**Exercise description**: The listing below should be written out exactly; please include all of it.

**Extracted records**:
★ ★ ★ ★ ★

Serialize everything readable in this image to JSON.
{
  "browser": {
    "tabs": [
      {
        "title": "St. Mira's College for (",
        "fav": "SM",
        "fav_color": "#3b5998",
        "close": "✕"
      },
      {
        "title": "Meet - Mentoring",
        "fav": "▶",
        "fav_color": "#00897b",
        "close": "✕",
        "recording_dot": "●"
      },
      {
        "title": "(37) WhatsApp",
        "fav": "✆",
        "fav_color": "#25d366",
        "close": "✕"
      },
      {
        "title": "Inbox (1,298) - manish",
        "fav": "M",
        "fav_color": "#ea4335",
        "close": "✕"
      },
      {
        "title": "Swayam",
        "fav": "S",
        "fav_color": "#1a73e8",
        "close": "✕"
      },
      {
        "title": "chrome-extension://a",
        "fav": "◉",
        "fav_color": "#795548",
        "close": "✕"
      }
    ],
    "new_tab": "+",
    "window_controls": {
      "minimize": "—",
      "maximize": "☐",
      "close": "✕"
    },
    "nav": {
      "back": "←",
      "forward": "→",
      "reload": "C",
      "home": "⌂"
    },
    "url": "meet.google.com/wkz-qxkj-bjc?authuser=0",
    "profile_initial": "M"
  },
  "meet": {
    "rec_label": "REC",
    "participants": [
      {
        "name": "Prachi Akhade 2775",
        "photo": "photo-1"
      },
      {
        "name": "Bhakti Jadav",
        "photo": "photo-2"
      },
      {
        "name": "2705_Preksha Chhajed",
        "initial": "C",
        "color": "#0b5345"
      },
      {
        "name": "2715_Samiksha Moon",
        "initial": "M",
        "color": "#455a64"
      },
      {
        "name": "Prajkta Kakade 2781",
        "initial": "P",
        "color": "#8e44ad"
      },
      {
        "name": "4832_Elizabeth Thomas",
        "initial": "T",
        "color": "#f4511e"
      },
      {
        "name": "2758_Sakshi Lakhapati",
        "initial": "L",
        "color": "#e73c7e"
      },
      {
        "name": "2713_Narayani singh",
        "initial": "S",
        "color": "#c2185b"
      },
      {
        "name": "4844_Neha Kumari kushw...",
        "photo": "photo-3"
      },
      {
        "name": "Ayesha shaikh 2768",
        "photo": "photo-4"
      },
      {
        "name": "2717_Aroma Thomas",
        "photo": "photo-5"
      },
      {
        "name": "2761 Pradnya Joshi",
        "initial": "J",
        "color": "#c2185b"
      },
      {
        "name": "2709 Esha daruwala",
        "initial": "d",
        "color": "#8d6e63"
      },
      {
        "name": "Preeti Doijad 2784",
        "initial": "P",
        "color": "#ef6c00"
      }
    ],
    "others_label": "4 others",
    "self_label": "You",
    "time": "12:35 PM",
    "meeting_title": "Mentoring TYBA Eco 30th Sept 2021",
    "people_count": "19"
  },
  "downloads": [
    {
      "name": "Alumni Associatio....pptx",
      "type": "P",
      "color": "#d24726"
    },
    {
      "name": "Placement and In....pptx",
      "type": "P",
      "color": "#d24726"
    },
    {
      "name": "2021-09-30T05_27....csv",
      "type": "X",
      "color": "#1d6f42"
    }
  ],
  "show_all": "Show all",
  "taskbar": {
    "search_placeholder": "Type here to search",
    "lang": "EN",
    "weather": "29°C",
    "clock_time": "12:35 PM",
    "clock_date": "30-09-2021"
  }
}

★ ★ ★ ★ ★

**Exercise solution**:
Serialize everything readable in this image to JSON.
{
  "browser": {
    "tabs": [
      {
        "title": "St. Mira's College for (",
        "fav": "SM",
        "fav_color": "#3b5998",
        "close": "✕"
      },
      {
        "title": "Meet - Mentoring",
        "fav": "▶",
        "fav_color": "#00897b",
        "close": "✕",
        "recording_dot": "●"
      },
      {
        "title": "(37) WhatsApp",
        "fav": "✆",
        "fav_color": "#25d366",
        "close": "✕"
      },
      {
        "title": "Inbox (1,298) - manish",
        "fav": "M",
        "fav_color": "#ea4335",
        "close": "✕"
      },
      {
        "title": "Swayam",
        "fav": "S",
        "fav_color": "#1a73e8",
        "close": "✕"
      },
      {
        "title": "chrome-extension://a",
        "fav": "◉",
        "fav_color": "#795548",
        "close": "✕"
      }
    ],
    "new_tab": "+",
    "window_controls": {
      "minimize": "—",
      "maximize": "☐",
      "close": "✕"
    },
    "nav": {
      "back": "←",
      "forward": "→",
      "reload": "C",
      "home": "⌂"
    },
    "url": "meet.google.com/wkz-qxkj-bjc?authuser=0",
    "profile_initial": "M"
  },
  "meet": {
    "rec_label": "REC",
    "participants": [
      {
        "name": "Prachi Akhade 2775",
        "photo": "photo-1"
      },
      {
        "name": "Bhakti Jadav",
        "photo": "photo-2"
      },
      {
        "name": "2705_Preksha Chhajed",
        "initial": "C",
        "color": "#0b5345"
      },
      {
        "name": "2715_Samiksha Moon",
        "initial": "M",
        "color": "#455a64"
      },
      {
        "name": "Prajkta Kakade 2781",
        "initial": "P",
        "color": "#8e44ad"
      },
      {
        "name": "4832_Elizabeth Thomas",
        "initial": "T",
        "color": "#f4511e"
      },
      {
        "name": "2758_Sakshi Lakhapati",
        "initial": "L",
        "color": "#e73c7e"
      },
      {
        "name": "2713_Narayani singh",
        "initial": "S",
        "color": "#c2185b"
      },
      {
        "name": "4844_Neha Kumari kushw...",
        "photo": "photo-3"
      },
      {
        "name": "Ayesha shaikh 2768",
        "photo": "photo-4"
      },
      {
        "name": "2717_Aroma Thomas",
        "photo": "photo-5"
      },
      {
        "name": "2761 Pradnya Joshi",
        "initial": "J",
        "color": "#c2185b"
      },
      {
        "name": "2709 Esha daruwala",
        "initial": "d",
        "color": "#8d6e63"
      },
      {
        "name": "Preeti Doijad 2784",
        "initial": "P",
        "color": "#ef6c00"
      }
    ],
    "others_label": "4 others",
    "self_label": "You",
    "time": "12:35 PM",
    "meeting_title": "Mentoring TYBA Eco 30th Sept 2021",
    "people_count": "19"
  },
  "downloads": [
    {
      "name": "Alumni Associatio....pptx",
      "type": "P",
      "color": "#d24726"
    },
    {
      "name": "Placement and In....pptx",
      "type": "P",
      "color": "#d24726"
    },
    {
      "name": "2021-09-30T05_27....csv",
      "type": "X",
      "color": "#1d6f42"
    }
  ],
  "show_all": "Show all",
  "taskbar": {
    "search_placeholder": "Type here to search",
    "lang": "EN",
    "weather": "29°C",
    "clock_time": "12:35 PM",
    "clock_date": "30-09-2021"
  }
}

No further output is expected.